The Bible tells basically of journeys—from Eden, from Israel, from Egypt, from Nazareth, from the House of Pilate, from the Tomb. The Church is different from all other faiths: go out, journey to the furthest parts, tell them my story. All places and cultures are redeemed, and so the gospel is not alien to any part of the earth.

I read the Canterbury Tales at university. Once read, never forgotten. Life’s journeys and the characters we meet on the way often fall for me into the stories and events of Chaucer’s great epic. Because the Tales muddies up the line between holidays and pilgrimages, I think these were never truly separate in my mind again.

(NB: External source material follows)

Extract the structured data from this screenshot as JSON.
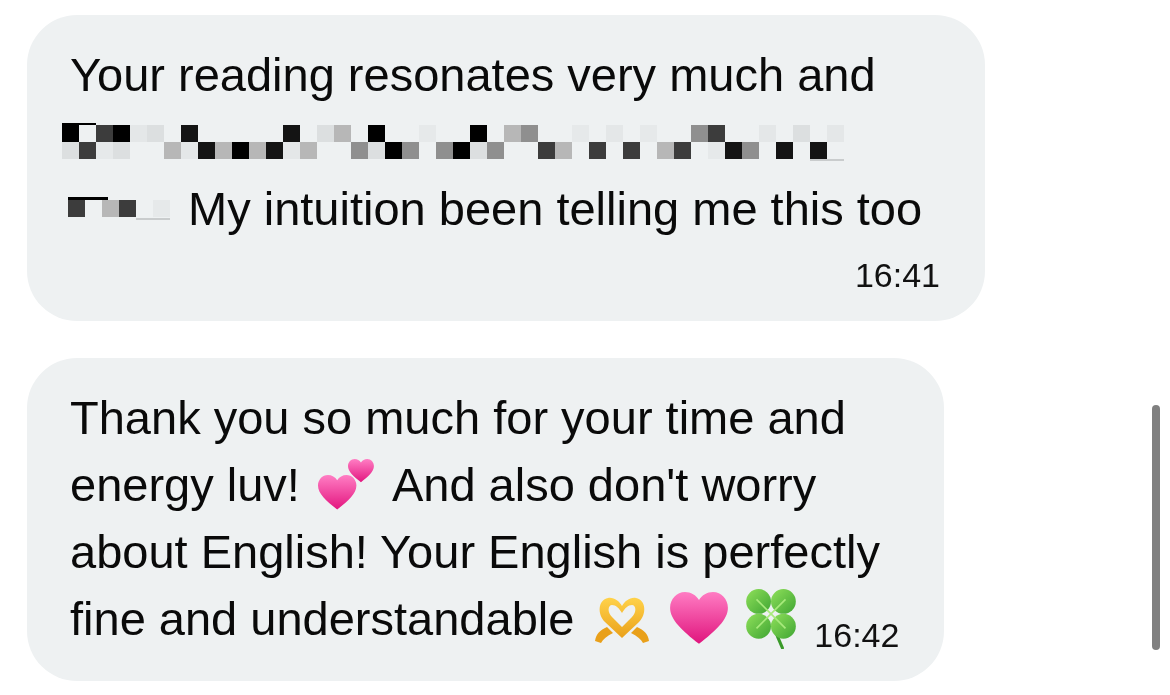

I first travelled the year I read the Chaucer: a cheap flight from Edinburgh to Santiago de Compostela. A cab dropped me off one hot night in front of the greatest of cathedrals, with the smell of strange food all around me and a procession of the Virgin heading down the street away from me. I never forgot this. Wonder and faith combined.

“I think the key thing is to take what opportunity you can to leave home, even if only in mind.”

Travel is expensive and it takes us away from other things, including for some the capacity to earn and to care for others. Where it is impossible, TV, internet and local travel options in this huge land offer many compensations. I think the key thing is to take what opportunity you can to leave home, even if only in mind. Having a home is a privilege and matters greatly to us, particularly as we age. But home gets part of its meaning from inviting travellers safely in, and where we can, heading safely out.

I think many of us found very hard the series of instructions not to travel overseas, then not to leave the state, not the city, not your district, suburb, house, for some bedroom.

This was not just a denial of freedom, albeit, perhaps, necessary; it took from a nation of people, whether Indigenous to the land or from overseas, certainty about when they could go back, reconnect, make the trip to the land of their parents, grandparents, ancestors. I think we all learned a lot from this.

And now our priorities have been stood on their head again by the footage of young men fighting and old people frightened in central Europe. We can’t just stay home quietly at the other end of the world. It’s time to go back.